Seeking the chance to take on issues such as growth, traffic and the disruption caused by roadwork along Main Street, seven candidates are on the ballot for Bel Air's biennial election.
They are actively posting signs, mailing fliers, making calls and going door to door. Mayor Terence O. Hanley is stumping from a tractor-drawn hay wagon carrying volunteers through town streets this weekend.
"We need to keep Bel Air alive and growing," said Edward Hopkins III, who has managed campaigns for others and is now running his own. "I think we all have a single-minded purpose to do what is right for this community."
In addition to Hanley and Hopkins, who works at the Maryland Emergency Management Agency in Reisterstown, the candidates vying for the three seats up for grabs on Nov. 6 include a former mayor, a recently appointed commissioner, the Planning Commission chairman, a state prosecutor and a volunteer firefighter.
"The issues are the same for each candidate," Hopkins said. "It is all about working with business and community leaders. But it also about being there for the citizen concerned about speeding in his neighborhood."
Hanley, who is seeking a second term, said he "likes the job enough to do it again." His four years in office, including the past two as the board chairman - which carries the honorary title of mayor - have been a learning experience, mostly about building bridges, he said.
"I have built invaluable relationships throughout the county and state," said Hanley, 43, a mortgage company owner. "I am hoping the citizens can put their trust in me for four more years."
Hanley has been involved with state officials on the $8.8 million Main Street revitalization, and has tried to allay the concerns of downtown business owners who have seen a drop in sales as the project impedes pedestrians and vehicles.
Town officials also are working on a comprehensive rezoning that will shape the town's future for the next 10 years, and his experience will be an asset, he said.
"It would be good to have a seasoned commissioner in place," Hanley said.

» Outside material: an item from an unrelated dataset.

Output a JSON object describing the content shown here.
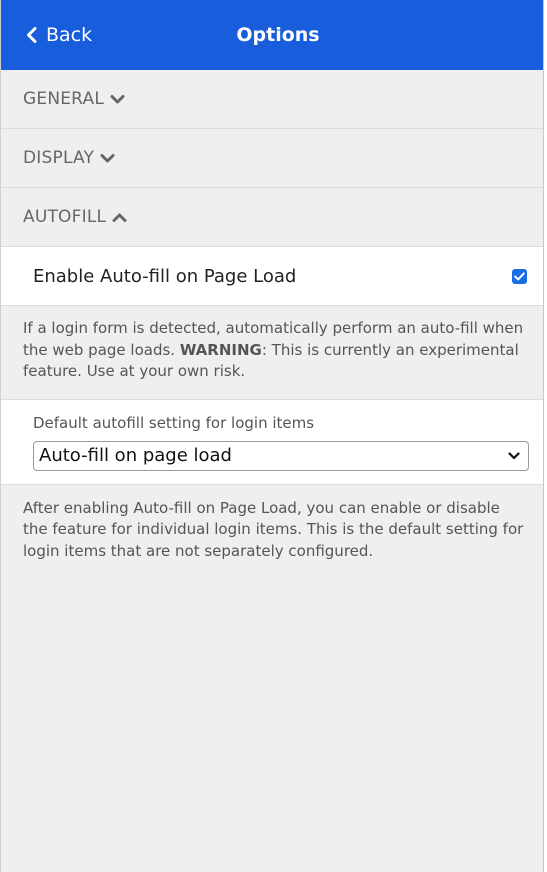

He considers the transformation of Reckord Armory into a thriving community center after a $220,000 restoration last year a highlight of his tenure, he said.
James M. Decker, a former commissioner seeking a return to office, said he had the foresight to insist the town purchase the turn-of-the-century building during his tenure.
Decker, 79, has the most experienced in town government, which he says means he "can hit the floor running." He served a term on the commission, including a year as mayor, spent a decade on the town's Board of Zoning Appeals and another 10 years on the Planning Commission, including five years as chairman.
"With only 2.9 square miles, there is not much geography left to develop," Decker said. "We have managed to get more homes and places to shop and eat, but with that, we have also gotten the traffic."
Zoning, which governs everything from building height to facade guidelines, is critical to preserving Bel Air's small-town atmosphere, he said.
Patrick T. Richards, 42, the current Planning Commission chairman, said growth issues figured into his decision to run. Of particular concern is what BRAC, the expansion of military bases coming to Aberdeen Proving Ground, will mean to the county seat, he said. Harford's population will grow by thousands of residents in the next four years, according to BRAC officials.
"The county and town will have crucial growth issues to work through," Richards said. "We will have to take a more global view of development and how it affects town citizens."
Richards, who manages corporate real estate for Laureate Education Inc., said his business experience will help him deal with development pressures.
John W. Janowich, 49, owned two small businesses in the county before he opened a law practice in Bel Air. Now an assistant public defender, he is running for commissioner "to make sure we maintain the services and high quality of life that we have now," he said.
"It is time for me to give back to the community," Janowich said. "We have to preserve the past and our small-town values, as we prepare for the future, especially for BRAC, and keep up with population growth. There will have to be a balance."
Robert J. Reier, 42, is seeking to continue in the job to which he was appointed nearly a year ago to fill out the term of James V. McMahan, who moved on after being elected to the County Council.
"It has been an educational experience that has involved me in many town events," Reier said.
With a chiropractic practice in town, Reier said he understands the concerns of the business community, particularly about traffic and parking.
"The fact that there are no hot-button issues in this campaign means the commission is doing its job," Reier said.